YOUR OBJECTIVE: Copy all the lines of the data that include the word "Drawing".

RECORDS SHOWN:
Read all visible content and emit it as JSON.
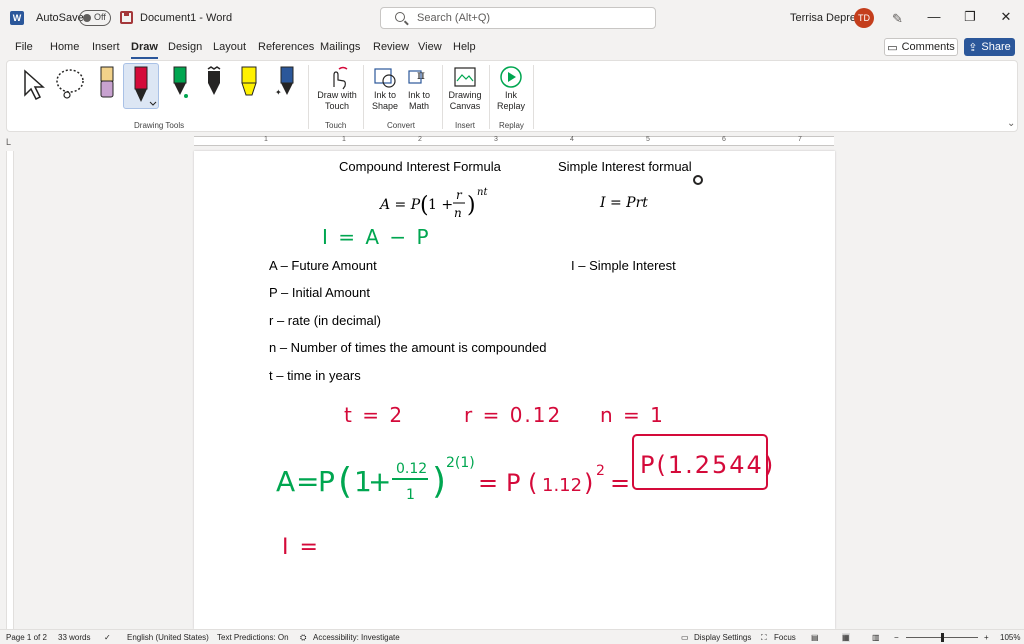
{
  "titlebar": {
    "autosave_label": "AutoSave",
    "autosave_state": "Off",
    "doc_title": "Document1  -  Word",
    "search_placeholder": "Search (Alt+Q)",
    "user_name": "Terrisa Deprez",
    "user_initials": "TD",
    "minimize": "—",
    "restore": "❐",
    "close": "✕"
  },
  "menu": {
    "tabs": [
      "File",
      "Home",
      "Insert",
      "Draw",
      "Design",
      "Layout",
      "References",
      "Mailings",
      "Review",
      "View",
      "Help"
    ],
    "active_tab": "Draw",
    "comments_label": "Comments",
    "share_label": "Share"
  },
  "ribbon": {
    "groups": {
      "drawing_tools": "Drawing Tools",
      "touch": "Touch",
      "convert": "Convert",
      "insert": "Insert",
      "replay": "Replay"
    },
    "draw_with_touch": "Draw with Touch",
    "ink_to_shape": "Ink to Shape",
    "ink_to_math": "Ink to Math",
    "drawing_canvas": "Drawing Canvas",
    "ink_replay": "Ink Replay"
  },
  "ruler": {
    "numbers": [
      "1",
      "1",
      "2",
      "3",
      "4",
      "5",
      "6",
      "7"
    ]
  },
  "document": {
    "compound_title": "Compound Interest Formula",
    "simple_title": "Simple Interest formual",
    "compound_formula": "A = P(1 + r/n)^nt",
    "simple_formula": "I = Prt",
    "def_a": "A – Future Amount",
    "def_p": "P – Initial Amount",
    "def_r": "r – rate (in decimal)",
    "def_n": "n – Number of times the amount is compounded",
    "def_t": "t – time in years",
    "def_i": "I – Simple Interest",
    "ink_green_1": "I = A − P",
    "ink_t": "t = 2",
    "ink_r": "r = 0.12",
    "ink_n": "n = 1",
    "ink_eq": "A = P(1 + 0.12/1)^2(1) = P(1.12)² =",
    "ink_boxed": "P(1.2544)",
    "ink_i": "I ="
  },
  "statusbar": {
    "page": "Page 1 of 2",
    "words": "33 words",
    "language": "English (United States)",
    "predictions": "Text Predictions: On",
    "accessibility": "Accessibility: Investigate",
    "display_settings": "Display Settings",
    "focus": "Focus",
    "zoom": "105%"
  },
  "colors": {
    "word_blue": "#2b579a",
    "ink_green": "#00a650",
    "ink_red": "#d40a3a"
  }
}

RESPONSE TO THIS EXERCISE:
      "drawing_tools": "Drawing Tools",
    "drawing_canvas": "Drawing Canvas",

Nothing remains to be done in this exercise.